• THE DATA:

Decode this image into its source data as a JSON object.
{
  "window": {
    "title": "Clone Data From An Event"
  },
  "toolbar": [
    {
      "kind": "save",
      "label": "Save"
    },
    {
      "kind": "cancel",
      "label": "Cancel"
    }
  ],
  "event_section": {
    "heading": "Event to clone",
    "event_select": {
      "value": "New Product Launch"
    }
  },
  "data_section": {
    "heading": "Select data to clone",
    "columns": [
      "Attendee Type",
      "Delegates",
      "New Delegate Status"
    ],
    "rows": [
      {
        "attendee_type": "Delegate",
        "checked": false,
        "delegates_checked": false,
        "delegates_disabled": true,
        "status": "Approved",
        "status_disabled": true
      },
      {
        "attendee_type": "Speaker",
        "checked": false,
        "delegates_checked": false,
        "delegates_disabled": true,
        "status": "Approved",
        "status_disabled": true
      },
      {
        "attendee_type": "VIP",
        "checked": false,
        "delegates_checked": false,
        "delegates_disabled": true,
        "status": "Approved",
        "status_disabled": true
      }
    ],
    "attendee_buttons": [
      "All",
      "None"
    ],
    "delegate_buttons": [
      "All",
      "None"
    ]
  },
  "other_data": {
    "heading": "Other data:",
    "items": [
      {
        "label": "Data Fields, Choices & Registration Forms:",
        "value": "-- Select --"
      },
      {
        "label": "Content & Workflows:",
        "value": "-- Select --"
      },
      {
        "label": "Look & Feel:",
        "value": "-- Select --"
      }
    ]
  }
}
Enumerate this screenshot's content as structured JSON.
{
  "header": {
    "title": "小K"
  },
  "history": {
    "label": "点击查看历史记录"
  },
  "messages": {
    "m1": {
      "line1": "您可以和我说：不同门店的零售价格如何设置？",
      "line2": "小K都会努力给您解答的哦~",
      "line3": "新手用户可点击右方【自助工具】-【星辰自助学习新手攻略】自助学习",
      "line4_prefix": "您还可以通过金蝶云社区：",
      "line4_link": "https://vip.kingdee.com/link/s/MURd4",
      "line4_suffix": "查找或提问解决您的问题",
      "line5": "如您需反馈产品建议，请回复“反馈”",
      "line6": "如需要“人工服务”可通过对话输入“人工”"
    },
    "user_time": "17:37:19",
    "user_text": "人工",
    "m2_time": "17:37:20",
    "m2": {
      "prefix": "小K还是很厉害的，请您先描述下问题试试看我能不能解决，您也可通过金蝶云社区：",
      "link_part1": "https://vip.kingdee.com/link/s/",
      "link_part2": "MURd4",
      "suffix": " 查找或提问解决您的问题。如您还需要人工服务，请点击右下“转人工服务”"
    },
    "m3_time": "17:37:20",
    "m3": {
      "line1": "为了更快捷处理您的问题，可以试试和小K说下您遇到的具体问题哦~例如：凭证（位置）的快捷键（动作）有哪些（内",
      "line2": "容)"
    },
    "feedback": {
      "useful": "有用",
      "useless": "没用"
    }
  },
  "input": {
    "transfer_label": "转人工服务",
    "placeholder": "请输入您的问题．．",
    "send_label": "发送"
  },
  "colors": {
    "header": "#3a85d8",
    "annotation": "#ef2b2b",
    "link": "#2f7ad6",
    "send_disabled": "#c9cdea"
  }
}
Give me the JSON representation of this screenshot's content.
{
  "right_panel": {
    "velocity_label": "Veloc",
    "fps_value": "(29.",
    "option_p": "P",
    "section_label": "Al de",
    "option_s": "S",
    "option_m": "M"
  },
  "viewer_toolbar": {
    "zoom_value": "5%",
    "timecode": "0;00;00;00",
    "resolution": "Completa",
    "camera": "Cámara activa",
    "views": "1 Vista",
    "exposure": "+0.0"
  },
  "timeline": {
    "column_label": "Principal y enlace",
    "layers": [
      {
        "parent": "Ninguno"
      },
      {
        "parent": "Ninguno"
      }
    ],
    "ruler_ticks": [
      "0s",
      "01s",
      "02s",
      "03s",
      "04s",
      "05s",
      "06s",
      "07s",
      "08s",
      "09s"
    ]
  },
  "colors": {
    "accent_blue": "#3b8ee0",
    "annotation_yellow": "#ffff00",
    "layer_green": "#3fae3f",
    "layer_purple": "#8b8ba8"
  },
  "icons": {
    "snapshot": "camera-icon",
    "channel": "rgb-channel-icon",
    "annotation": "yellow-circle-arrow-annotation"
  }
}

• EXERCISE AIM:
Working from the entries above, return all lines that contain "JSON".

• SOLUTION FOR THIS PROBLEM:
Decode this image into its source data as a JSON object.
Enumerate this screenshot's content as structured JSON.
Give me the JSON representation of this screenshot's content.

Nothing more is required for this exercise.